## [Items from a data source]

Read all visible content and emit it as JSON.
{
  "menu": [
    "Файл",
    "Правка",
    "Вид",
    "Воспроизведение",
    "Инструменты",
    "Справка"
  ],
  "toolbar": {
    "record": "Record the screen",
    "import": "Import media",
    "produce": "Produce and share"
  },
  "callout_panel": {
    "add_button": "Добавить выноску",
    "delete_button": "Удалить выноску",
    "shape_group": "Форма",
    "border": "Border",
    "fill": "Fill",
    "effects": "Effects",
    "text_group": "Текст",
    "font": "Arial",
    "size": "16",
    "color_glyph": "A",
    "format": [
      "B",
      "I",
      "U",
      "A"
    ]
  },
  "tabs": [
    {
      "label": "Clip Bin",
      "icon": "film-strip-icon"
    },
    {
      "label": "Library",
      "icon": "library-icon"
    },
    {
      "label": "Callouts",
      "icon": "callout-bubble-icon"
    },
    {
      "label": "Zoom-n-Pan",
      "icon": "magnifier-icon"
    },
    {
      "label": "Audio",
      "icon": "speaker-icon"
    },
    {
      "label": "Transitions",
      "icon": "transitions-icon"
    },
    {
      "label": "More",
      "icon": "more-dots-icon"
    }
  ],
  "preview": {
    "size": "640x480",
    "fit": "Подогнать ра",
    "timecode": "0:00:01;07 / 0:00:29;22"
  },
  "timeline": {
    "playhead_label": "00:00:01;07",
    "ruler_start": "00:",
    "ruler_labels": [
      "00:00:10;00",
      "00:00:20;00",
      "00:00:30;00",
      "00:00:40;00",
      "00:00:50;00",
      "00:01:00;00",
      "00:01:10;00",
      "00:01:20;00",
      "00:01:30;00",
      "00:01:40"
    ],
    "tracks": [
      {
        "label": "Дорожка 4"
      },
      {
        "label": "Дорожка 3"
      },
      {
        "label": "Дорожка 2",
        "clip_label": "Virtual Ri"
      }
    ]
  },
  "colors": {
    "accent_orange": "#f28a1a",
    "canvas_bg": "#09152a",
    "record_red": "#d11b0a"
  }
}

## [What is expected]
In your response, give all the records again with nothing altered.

## [Solved problem]
Read all visible content and emit it as JSON.
{
  "menu": [
    "Файл",
    "Правка",
    "Вид",
    "Воспроизведение",
    "Инструменты",
    "Справка"
  ],
  "toolbar": {
    "record": "Record the screen",
    "import": "Import media",
    "produce": "Produce and share"
  },
  "callout_panel": {
    "add_button": "Добавить выноску",
    "delete_button": "Удалить выноску",
    "shape_group": "Форма",
    "border": "Border",
    "fill": "Fill",
    "effects": "Effects",
    "text_group": "Текст",
    "font": "Arial",
    "size": "16",
    "color_glyph": "A",
    "format": [
      "B",
      "I",
      "U",
      "A"
    ]
  },
  "tabs": [
    {
      "label": "Clip Bin",
      "icon": "film-strip-icon"
    },
    {
      "label": "Library",
      "icon": "library-icon"
    },
    {
      "label": "Callouts",
      "icon": "callout-bubble-icon"
    },
    {
      "label": "Zoom-n-Pan",
      "icon": "magnifier-icon"
    },
    {
      "label": "Audio",
      "icon": "speaker-icon"
    },
    {
      "label": "Transitions",
      "icon": "transitions-icon"
    },
    {
      "label": "More",
      "icon": "more-dots-icon"
    }
  ],
  "preview": {
    "size": "640x480",
    "fit": "Подогнать ра",
    "timecode": "0:00:01;07 / 0:00:29;22"
  },
  "timeline": {
    "playhead_label": "00:00:01;07",
    "ruler_start": "00:",
    "ruler_labels": [
      "00:00:10;00",
      "00:00:20;00",
      "00:00:30;00",
      "00:00:40;00",
      "00:00:50;00",
      "00:01:00;00",
      "00:01:10;00",
      "00:01:20;00",
      "00:01:30;00",
      "00:01:40"
    ],
    "tracks": [
      {
        "label": "Дорожка 4"
      },
      {
        "label": "Дорожка 3"
      },
      {
        "label": "Дорожка 2",
        "clip_label": "Virtual Ri"
      }
    ]
  },
  "colors": {
    "accent_orange": "#f28a1a",
    "canvas_bg": "#09152a",
    "record_red": "#d11b0a"
  }
}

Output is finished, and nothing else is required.